● Task item
Type out every line of the data again, exactly.

● Material supplied
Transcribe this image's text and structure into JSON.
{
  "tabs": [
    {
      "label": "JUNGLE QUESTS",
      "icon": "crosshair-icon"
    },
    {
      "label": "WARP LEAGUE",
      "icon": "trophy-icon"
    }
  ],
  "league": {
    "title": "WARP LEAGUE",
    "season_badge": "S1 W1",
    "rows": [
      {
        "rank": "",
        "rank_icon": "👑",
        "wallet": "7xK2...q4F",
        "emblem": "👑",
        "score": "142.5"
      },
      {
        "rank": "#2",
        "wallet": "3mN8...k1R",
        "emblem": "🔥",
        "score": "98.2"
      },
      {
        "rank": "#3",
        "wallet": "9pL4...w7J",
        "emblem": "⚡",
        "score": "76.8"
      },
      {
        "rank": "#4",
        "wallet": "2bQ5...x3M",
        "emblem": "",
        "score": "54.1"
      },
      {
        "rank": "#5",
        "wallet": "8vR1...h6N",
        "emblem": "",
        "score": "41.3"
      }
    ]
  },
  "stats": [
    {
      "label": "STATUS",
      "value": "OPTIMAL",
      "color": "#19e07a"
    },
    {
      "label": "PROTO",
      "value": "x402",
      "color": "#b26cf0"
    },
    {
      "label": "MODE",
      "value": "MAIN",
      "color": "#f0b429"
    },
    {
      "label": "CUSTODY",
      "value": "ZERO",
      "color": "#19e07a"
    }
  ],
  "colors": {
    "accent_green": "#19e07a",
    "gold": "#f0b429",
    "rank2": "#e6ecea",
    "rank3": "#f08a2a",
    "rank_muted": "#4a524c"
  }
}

● Exercise response
Transcribe this image's text and structure into JSON.
{
  "tabs": [
    {
      "label": "JUNGLE QUESTS",
      "icon": "crosshair-icon"
    },
    {
      "label": "WARP LEAGUE",
      "icon": "trophy-icon"
    }
  ],
  "league": {
    "title": "WARP LEAGUE",
    "season_badge": "S1 W1",
    "rows": [
      {
        "rank": "",
        "rank_icon": "👑",
        "wallet": "7xK2...q4F",
        "emblem": "👑",
        "score": "142.5"
      },
      {
        "rank": "#2",
        "wallet": "3mN8...k1R",
        "emblem": "🔥",
        "score": "98.2"
      },
      {
        "rank": "#3",
        "wallet": "9pL4...w7J",
        "emblem": "⚡",
        "score": "76.8"
      },
      {
        "rank": "#4",
        "wallet": "2bQ5...x3M",
        "emblem": "",
        "score": "54.1"
      },
      {
        "rank": "#5",
        "wallet": "8vR1...h6N",
        "emblem": "",
        "score": "41.3"
      }
    ]
  },
  "stats": [
    {
      "label": "STATUS",
      "value": "OPTIMAL",
      "color": "#19e07a"
    },
    {
      "label": "PROTO",
      "value": "x402",
      "color": "#b26cf0"
    },
    {
      "label": "MODE",
      "value": "MAIN",
      "color": "#f0b429"
    },
    {
      "label": "CUSTODY",
      "value": "ZERO",
      "color": "#19e07a"
    }
  ],
  "colors": {
    "accent_green": "#19e07a",
    "gold": "#f0b429",
    "rank2": "#e6ecea",
    "rank3": "#f08a2a",
    "rank_muted": "#4a524c"
  }
}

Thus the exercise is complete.